This isn’t an article about hitting rock bottom. It’s worse.
The most horrifying place to be isn’t the gutter. It’s the moment when you start to feel the fall.
As always, it’s just in your head. That’s why it’s so bad: Hitting rock bottom is merely an exercise in dealing with concrete reality. But imagining it’s close to coming? That’s when the fear demons run wild.
As I said, the what-to-do-about-rock-bottom discussion will have to wait. This article isn’t about that. Besides, if you’re reading this, you’re not there.
Today we’re going to banish all speculative, hypothetical failures. Uncertainty and the fear of a horrifying future that may come to be… ends here. [click to continue…]
“This is your life and it’s ending one minute at a time” – Chuck Palahniuk
Everything you’ve ever wanted – along with the rest of human potential – lies in the gap between good intentions and concrete action. And it’s time for you to cross the chasm.
The majority slouch and gaze across the gulf at the much smaller (better looking) group who have made the leap. Anyone can do it, but there’s a thousand reasons why you can’t.
On the other side, they call those reasons “excuses”.
This article breaks down the psychological principle you NEED to traverse the void. It’s a tactic that I’ve road-tested on some of the world’s smartest entrepreneurs and when you use it, you’ll create rapid results instead of reasons-why-you-can’t.
Want wings? Read on… [click to continue…]
The path to entrepreneurial success has become synonymous with becoming superhuman.

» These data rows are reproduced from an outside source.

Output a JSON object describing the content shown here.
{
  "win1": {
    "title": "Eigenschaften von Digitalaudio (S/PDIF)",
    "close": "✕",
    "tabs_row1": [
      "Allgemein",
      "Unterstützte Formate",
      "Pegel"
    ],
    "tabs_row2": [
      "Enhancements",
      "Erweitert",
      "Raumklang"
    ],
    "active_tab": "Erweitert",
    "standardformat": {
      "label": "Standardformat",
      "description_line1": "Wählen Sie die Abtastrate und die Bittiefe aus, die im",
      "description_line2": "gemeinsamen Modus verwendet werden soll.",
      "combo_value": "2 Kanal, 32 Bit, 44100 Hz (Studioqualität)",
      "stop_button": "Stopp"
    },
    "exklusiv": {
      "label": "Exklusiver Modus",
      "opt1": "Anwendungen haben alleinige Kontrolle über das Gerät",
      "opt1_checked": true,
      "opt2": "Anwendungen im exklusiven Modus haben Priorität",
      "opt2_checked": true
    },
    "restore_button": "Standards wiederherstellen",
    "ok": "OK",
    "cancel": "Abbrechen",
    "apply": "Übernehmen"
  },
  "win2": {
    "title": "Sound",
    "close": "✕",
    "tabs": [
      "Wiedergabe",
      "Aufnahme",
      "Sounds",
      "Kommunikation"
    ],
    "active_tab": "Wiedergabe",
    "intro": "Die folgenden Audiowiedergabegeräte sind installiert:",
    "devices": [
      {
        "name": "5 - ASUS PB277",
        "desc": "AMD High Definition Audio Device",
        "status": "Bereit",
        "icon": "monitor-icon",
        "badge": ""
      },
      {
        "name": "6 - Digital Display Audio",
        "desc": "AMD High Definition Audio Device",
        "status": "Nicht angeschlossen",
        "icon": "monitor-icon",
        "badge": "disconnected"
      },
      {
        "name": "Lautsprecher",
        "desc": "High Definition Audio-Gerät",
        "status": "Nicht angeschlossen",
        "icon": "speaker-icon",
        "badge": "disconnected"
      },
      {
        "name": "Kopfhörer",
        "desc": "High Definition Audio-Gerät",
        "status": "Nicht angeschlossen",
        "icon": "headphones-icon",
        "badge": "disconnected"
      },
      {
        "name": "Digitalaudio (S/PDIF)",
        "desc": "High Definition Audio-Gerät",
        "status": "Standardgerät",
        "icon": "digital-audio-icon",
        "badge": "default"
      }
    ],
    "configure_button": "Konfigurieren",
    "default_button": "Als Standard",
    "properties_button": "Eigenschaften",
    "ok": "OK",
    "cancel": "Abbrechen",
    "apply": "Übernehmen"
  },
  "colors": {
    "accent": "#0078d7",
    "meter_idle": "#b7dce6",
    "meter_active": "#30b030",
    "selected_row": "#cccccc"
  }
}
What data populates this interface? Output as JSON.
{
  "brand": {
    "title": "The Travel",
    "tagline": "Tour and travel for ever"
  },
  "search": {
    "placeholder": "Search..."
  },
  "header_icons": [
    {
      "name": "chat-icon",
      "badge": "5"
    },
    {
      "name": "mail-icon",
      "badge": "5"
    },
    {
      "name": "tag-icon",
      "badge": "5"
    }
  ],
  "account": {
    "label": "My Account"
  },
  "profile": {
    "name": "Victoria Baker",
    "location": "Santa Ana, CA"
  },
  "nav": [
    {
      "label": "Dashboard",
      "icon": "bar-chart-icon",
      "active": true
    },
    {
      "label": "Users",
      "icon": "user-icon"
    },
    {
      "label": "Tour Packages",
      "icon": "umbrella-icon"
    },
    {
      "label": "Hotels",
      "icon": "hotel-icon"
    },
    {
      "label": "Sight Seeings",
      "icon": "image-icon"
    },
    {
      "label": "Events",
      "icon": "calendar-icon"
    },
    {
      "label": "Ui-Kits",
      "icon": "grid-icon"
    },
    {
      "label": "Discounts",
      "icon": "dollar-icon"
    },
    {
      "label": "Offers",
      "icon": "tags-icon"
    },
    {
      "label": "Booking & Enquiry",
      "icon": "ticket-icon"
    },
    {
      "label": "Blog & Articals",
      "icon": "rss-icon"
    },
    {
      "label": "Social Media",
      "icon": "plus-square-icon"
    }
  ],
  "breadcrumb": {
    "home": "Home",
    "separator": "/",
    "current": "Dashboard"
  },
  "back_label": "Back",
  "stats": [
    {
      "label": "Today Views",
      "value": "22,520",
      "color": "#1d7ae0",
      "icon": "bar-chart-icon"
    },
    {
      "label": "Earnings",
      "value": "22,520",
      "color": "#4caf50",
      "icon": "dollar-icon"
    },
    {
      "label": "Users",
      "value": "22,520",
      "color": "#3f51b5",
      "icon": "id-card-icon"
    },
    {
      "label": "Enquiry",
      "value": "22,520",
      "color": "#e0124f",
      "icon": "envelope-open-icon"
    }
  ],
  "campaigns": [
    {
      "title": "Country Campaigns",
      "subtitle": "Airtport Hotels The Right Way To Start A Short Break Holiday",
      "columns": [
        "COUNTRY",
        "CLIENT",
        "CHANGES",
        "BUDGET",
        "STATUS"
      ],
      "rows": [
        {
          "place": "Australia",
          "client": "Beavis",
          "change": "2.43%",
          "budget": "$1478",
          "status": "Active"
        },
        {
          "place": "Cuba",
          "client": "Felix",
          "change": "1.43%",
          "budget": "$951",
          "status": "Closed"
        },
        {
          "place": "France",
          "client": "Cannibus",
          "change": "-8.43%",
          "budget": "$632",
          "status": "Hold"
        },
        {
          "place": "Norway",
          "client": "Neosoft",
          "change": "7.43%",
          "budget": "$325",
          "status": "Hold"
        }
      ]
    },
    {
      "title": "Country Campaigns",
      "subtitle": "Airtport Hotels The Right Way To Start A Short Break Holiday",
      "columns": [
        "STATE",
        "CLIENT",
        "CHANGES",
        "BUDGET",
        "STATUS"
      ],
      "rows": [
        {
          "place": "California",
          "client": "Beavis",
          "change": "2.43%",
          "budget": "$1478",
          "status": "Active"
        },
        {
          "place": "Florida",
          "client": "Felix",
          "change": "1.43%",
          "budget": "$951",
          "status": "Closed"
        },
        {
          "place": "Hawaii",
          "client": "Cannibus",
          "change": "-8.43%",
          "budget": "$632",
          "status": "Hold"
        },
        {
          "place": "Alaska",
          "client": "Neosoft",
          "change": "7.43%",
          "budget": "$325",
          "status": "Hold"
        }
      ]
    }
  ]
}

With shining examples like Richard Branson and Elon Musk to inspire us, it’s no longer enough to achieve mere business success. The new entrepreneurial definition of success should be dubbed “The Tony Stark” – you need to become a billionaire, genius, playboy philanthropist… and you should probably look like Robert Downey Junior too.
Even if you dial the ambition back from “super human” to merely “optimized human”, you’re still looking at a todo list that includes a successful business, an inspiring relationship with a total babe, epic mastery of high speed sports and/or intellectually complex hobbies, raising of Mensa level genius children, multilingual fluency, good-looking brilliant friends, effortless charisma… and the list goes on.
Ever felt that pressure to be better in every area?
The desire to “crush it” is a good ideology, but what if I told you that – in practice – it’s crippling the progress of the entrepreneurs mid-way through their journey to the top.
Over-optimization is dangerous. Here’s why… [click to continue…]
December last year, I was invited – as a card carrying member of a secret cabal of badass entrepreneurs – to spend a day at Ogilvy’s global HQ here in New York, with OgilvyOne CEO Brian Fetherstonhaugh.
These types of mastermind groups are all about soundbites. Naturally, it was entertaining watching a group of mostly Gen Y internet entrepreneurs attempt to get this corporate heavyweight to distill his wisdom down into “Actionable Tactics”.
The session covered Ogilvy’s creative brainstorming process, their five year plan and leadership strategy… and that was before lunch. If I did have to select a single take-away as most mind-blowing, it’d have to be the revelation Brian dropped about his approach to sales.
Simply put, everyone else is doing it wrong. However you’re having sales conversations with your customers, what Brian (and Ogilvy) does is decidedly different. And it’s because they know the humbling – perhaps even embarrassing – truth. [click to continue…]
You have a great new idea for a creative project that’ll move your business forward.
It feels exciting and sexy. You’re pumped, because part of you thinks this’ll be the best thing ever.
You know it’ll be hard to actually build your thing, but you dive in anyway because that’s what you do. You’re an entrepreneur. You create. You know you can do it – you believe in yourself. As you should.
You’re happy because you’re starting, and you have everything to look forward to.
Unfortunately, by the time this project is done, you’re going to be frustrated. If not downright miserable. The thing you’ve created – that used to hold so much promise – won’t be nearly as bright and shiny as you hoped. It’ll feel barely adequate. You’ll be disappointed in yourself. You might even feel as if you half-assed it.
The good news? This cycle that you’re experiencing isn’t real. It’s all in your head. There’s a weird set of psychological biases in play, making you miserable. And you’re not alone. Turns out every business owner struggles with The Creator’s Curse…